The Government of Costa Rica responded to COVID-19 with an emergency declaration on 16 March, and several measures, including movement restrictions and closing of national borders, which restrict entry to nationals and residents. An additional decree prohibits legal status holders from re-entering the country if they depart between 25 March and 12 April, and they lose their status if entering irregularly. The border rejections and subsequent responses may place refugees and migrants from Venezuela at risk. The Migration Authority provided a two-month extension of documentation for persons of concern and an online process for new work permits; In addition, no new asylum claims are being formalized (resulting in a nearly 7-month wait for documentation), and no new interviews are being conducted (increasing the backlog of cases pending adjudication to 25,913 as of 31 Mar 2020). Those awaiting documentation do not have access to healthcare services, beyond life-saving emergencies or COVID-19; regular medical attention is a key need, particularly for those in high-risk categories. Social distancing protocols and other restrictions have resulted in many refugees and migrants from Venezuela losing their jobs, affecting their livelihoods and ability to meet basic needs. As a result, food security and housing / shelter needs are growing rapidly by the day.
In Mexico, travel restrictions related to COVID-19 have caused the number of people trying to apply for asylum at Mexican airports to drop, including nationals of Venezuela. A decrease of arrivals from refugees and migrants from Venezuela was noticed at the airports, however, accurate figures regarding arrivals are not available.

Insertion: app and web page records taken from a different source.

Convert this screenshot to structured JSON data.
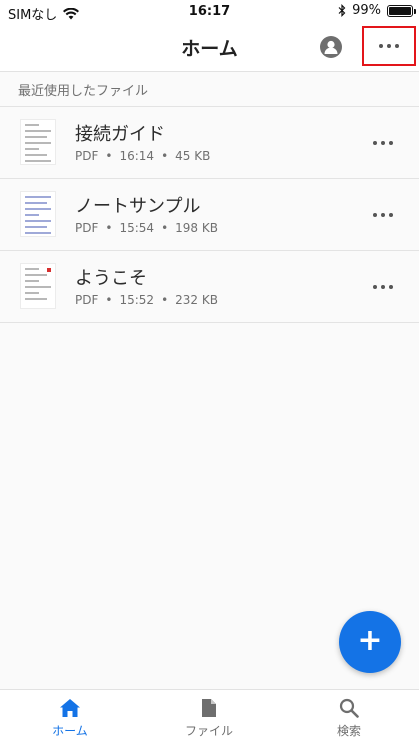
{
  "status_bar": {
    "carrier": "SIMなし",
    "time": "16:17",
    "battery": "99%",
    "battery_level": 0.99,
    "icons": [
      "wifi-icon",
      "bluetooth-icon",
      "battery-icon"
    ]
  },
  "header": {
    "title": "ホーム",
    "profile_icon": "profile-icon",
    "more_icon": "more-icon"
  },
  "recent": {
    "label": "最近使用したファイル",
    "files": [
      {
        "name": "接続ガイド",
        "type": "PDF",
        "time": "16:14",
        "size": "45 KB"
      },
      {
        "name": "ノートサンプル",
        "type": "PDF",
        "time": "15:54",
        "size": "198 KB"
      },
      {
        "name": "ようこそ",
        "type": "PDF",
        "time": "15:52",
        "size": "232 KB"
      }
    ]
  },
  "fab": {
    "symbol": "+",
    "icon": "plus-icon"
  },
  "tabs": [
    {
      "label": "ホーム",
      "icon": "home-icon",
      "active": true
    },
    {
      "label": "ファイル",
      "icon": "file-icon",
      "active": false
    },
    {
      "label": "検索",
      "icon": "search-icon",
      "active": false
    }
  ],
  "colors": {
    "accent": "#1473e6",
    "highlight_box": "#e3151a",
    "background": "#fafafa"
  }
}
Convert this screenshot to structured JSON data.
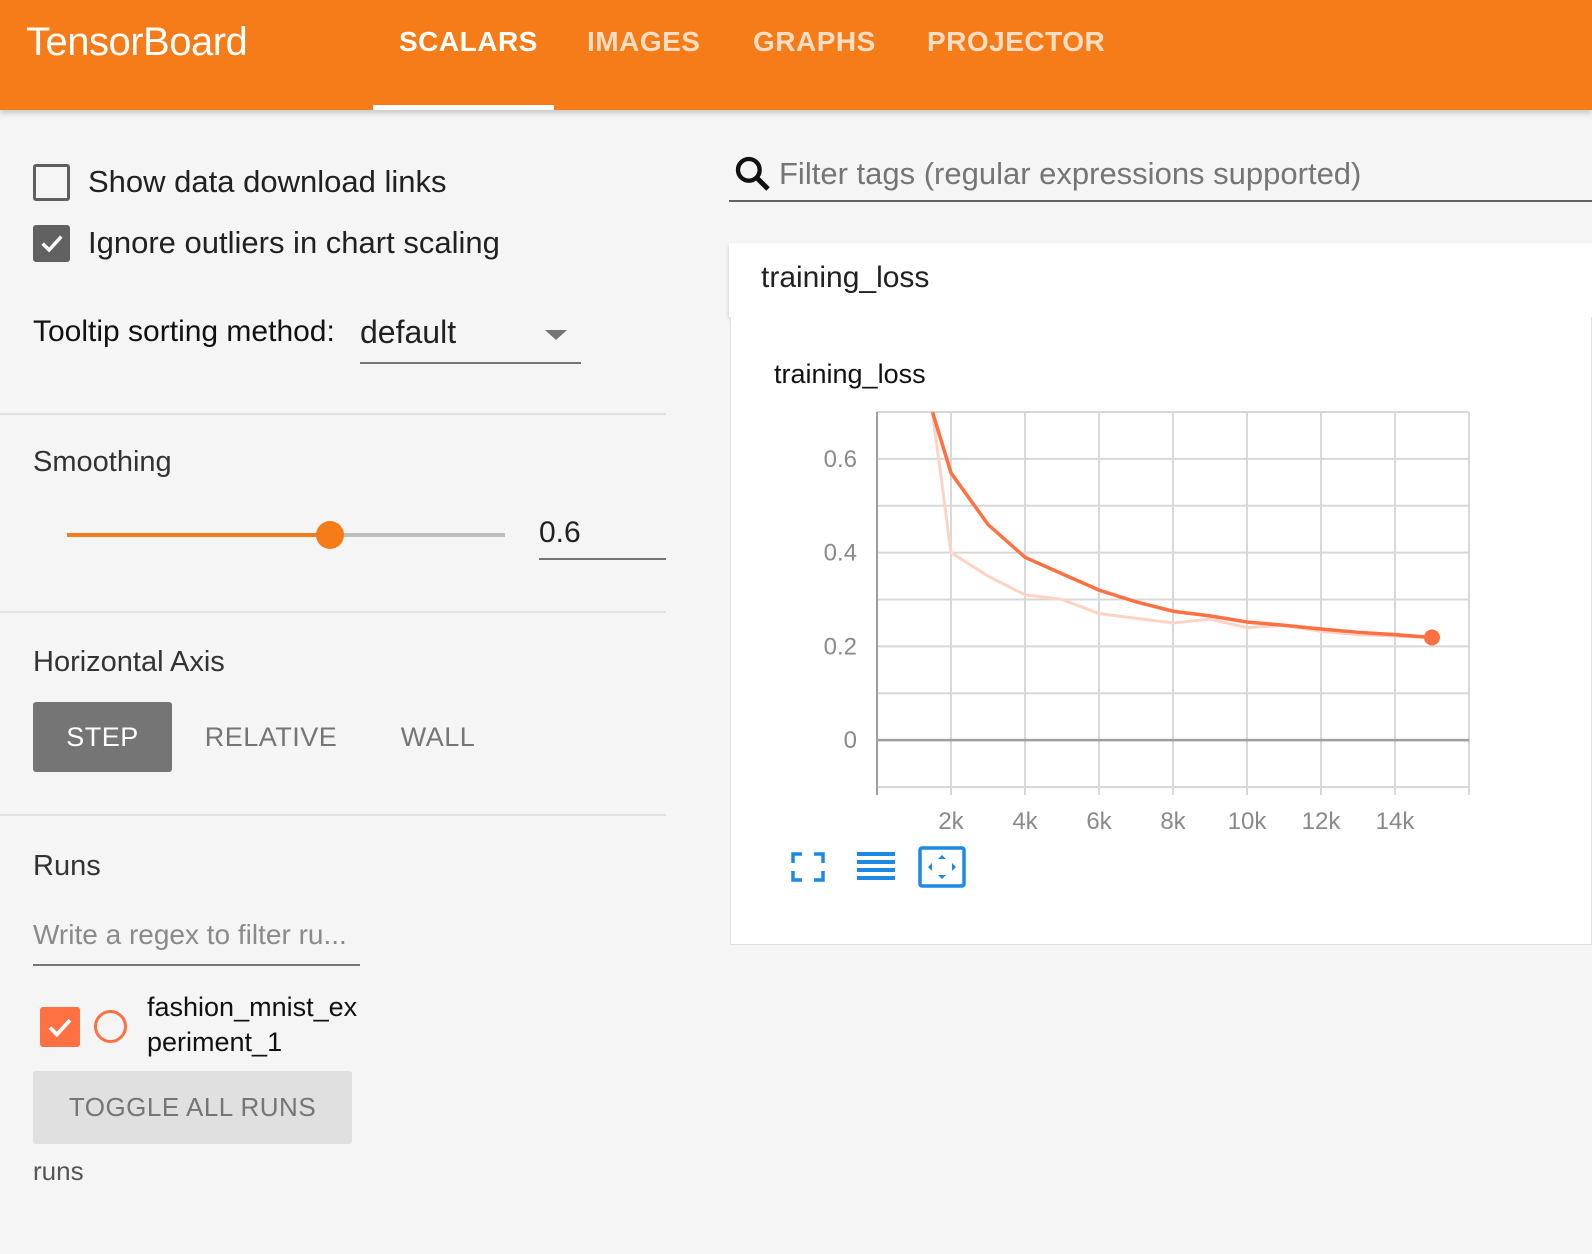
{
  "header": {
    "brand": "TensorBoard",
    "tabs": [
      {
        "label": "SCALARS",
        "active": true
      },
      {
        "label": "IMAGES",
        "active": false
      },
      {
        "label": "GRAPHS",
        "active": false
      },
      {
        "label": "PROJECTOR",
        "active": false
      }
    ]
  },
  "sidebar": {
    "show_download_links": {
      "label": "Show data download links",
      "checked": false
    },
    "ignore_outliers": {
      "label": "Ignore outliers in chart scaling",
      "checked": true
    },
    "tooltip_sorting": {
      "label": "Tooltip sorting method:",
      "value": "default"
    },
    "smoothing": {
      "title": "Smoothing",
      "value": "0.6",
      "fraction": 0.6
    },
    "horizontal_axis": {
      "title": "Horizontal Axis",
      "options": [
        {
          "label": "STEP",
          "active": true
        },
        {
          "label": "RELATIVE",
          "active": false
        },
        {
          "label": "WALL",
          "active": false
        }
      ]
    },
    "runs": {
      "title": "Runs",
      "filter_placeholder": "Write a regex to filter ru...",
      "items": [
        {
          "name": "fashion_mnist_experiment_1",
          "checked": true,
          "color": "#ff7043"
        }
      ],
      "toggle_label": "TOGGLE ALL RUNS",
      "footer": "runs"
    }
  },
  "main": {
    "tag_filter_placeholder": "Filter tags (regular expressions supported)",
    "category": "training_loss",
    "card_title": "training_loss",
    "chart_icons": [
      "fullscreen-icon",
      "data-table-icon",
      "fit-domain-icon"
    ]
  },
  "colors": {
    "accent": "#f57c18",
    "run": "#ff7043",
    "icon_blue": "#1e88e5"
  },
  "chart_data": {
    "type": "line",
    "title": "training_loss",
    "xlabel": "",
    "ylabel": "",
    "xlim": [
      0,
      16000
    ],
    "ylim": [
      -0.1,
      0.7
    ],
    "x_ticks": [
      "2k",
      "4k",
      "6k",
      "8k",
      "10k",
      "12k",
      "14k"
    ],
    "x_tick_values": [
      2000,
      4000,
      6000,
      8000,
      10000,
      12000,
      14000
    ],
    "y_ticks": [
      "0",
      "0.2",
      "0.4",
      "0.6"
    ],
    "y_tick_values": [
      0,
      0.2,
      0.4,
      0.6
    ],
    "grid": true,
    "series": [
      {
        "role": "smoothed",
        "x": [
          1500,
          2000,
          3000,
          4000,
          5000,
          6000,
          7000,
          8000,
          9000,
          10000,
          11000,
          12000,
          13000,
          14000,
          15000
        ],
        "values": [
          0.7,
          0.57,
          0.46,
          0.39,
          0.355,
          0.32,
          0.295,
          0.275,
          0.265,
          0.252,
          0.245,
          0.237,
          0.23,
          0.225,
          0.219
        ]
      },
      {
        "role": "raw",
        "x": [
          1500,
          1750,
          2000,
          3000,
          4000,
          5000,
          6000,
          7000,
          8000,
          9000,
          10000,
          11000,
          12000,
          13000,
          14000,
          15000
        ],
        "values": [
          0.7,
          0.55,
          0.4,
          0.35,
          0.31,
          0.3,
          0.27,
          0.26,
          0.25,
          0.258,
          0.24,
          0.245,
          0.232,
          0.225,
          0.222,
          0.219
        ]
      }
    ]
  }
}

The Government of Panama declared a State of National Emergency to face the risk caused by COVID-19, taking a series of protection measures for all people in the country, including the closure of all borders, schools, stores, and imposing a curfew among other measures. This situation placed several operational challenges and has affected the implementation of all activities planned for this period. Asylum authorities are still working with reduced staffing while interviews are rescheduled. No new applications are being received, but those who six months term for applying is about to expire, are being listed by the ONPAR so their application will be formalized when possible. The National Immigration Service has taken measures in response to COVID-19, suspending attention to the public and all migratory procedures. Regarding to the documentation of residence permits (permanent, provisional and in process), there is an extension of their validity until the first week of April. Regarding work permits, the Ministry of Labor has taken similar measures, extending the validity of the cards until April 30th.